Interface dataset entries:
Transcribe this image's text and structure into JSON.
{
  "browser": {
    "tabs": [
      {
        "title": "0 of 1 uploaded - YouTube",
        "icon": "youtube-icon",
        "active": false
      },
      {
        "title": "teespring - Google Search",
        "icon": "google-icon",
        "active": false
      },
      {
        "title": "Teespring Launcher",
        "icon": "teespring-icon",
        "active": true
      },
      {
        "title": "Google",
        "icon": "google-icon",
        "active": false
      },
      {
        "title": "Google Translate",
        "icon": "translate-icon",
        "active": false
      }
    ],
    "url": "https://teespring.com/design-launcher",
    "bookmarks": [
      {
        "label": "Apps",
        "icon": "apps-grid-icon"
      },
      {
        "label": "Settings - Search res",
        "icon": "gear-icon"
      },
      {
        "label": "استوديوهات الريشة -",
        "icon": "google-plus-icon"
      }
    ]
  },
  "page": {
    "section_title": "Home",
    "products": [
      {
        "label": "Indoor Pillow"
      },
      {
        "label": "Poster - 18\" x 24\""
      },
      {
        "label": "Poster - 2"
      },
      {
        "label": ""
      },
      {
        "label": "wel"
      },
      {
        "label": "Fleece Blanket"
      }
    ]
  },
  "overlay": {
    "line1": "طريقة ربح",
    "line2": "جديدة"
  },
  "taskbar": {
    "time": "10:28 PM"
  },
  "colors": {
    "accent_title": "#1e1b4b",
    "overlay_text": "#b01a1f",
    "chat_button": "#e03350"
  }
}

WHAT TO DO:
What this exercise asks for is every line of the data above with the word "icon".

ANSWER SPACE:
        "icon": "youtube-icon",
        "icon": "google-icon",
        "icon": "teespring-icon",
        "icon": "google-icon",
        "icon": "translate-icon",
        "icon": "apps-grid-icon"
        "icon": "gear-icon"
        "icon": "google-plus-icon"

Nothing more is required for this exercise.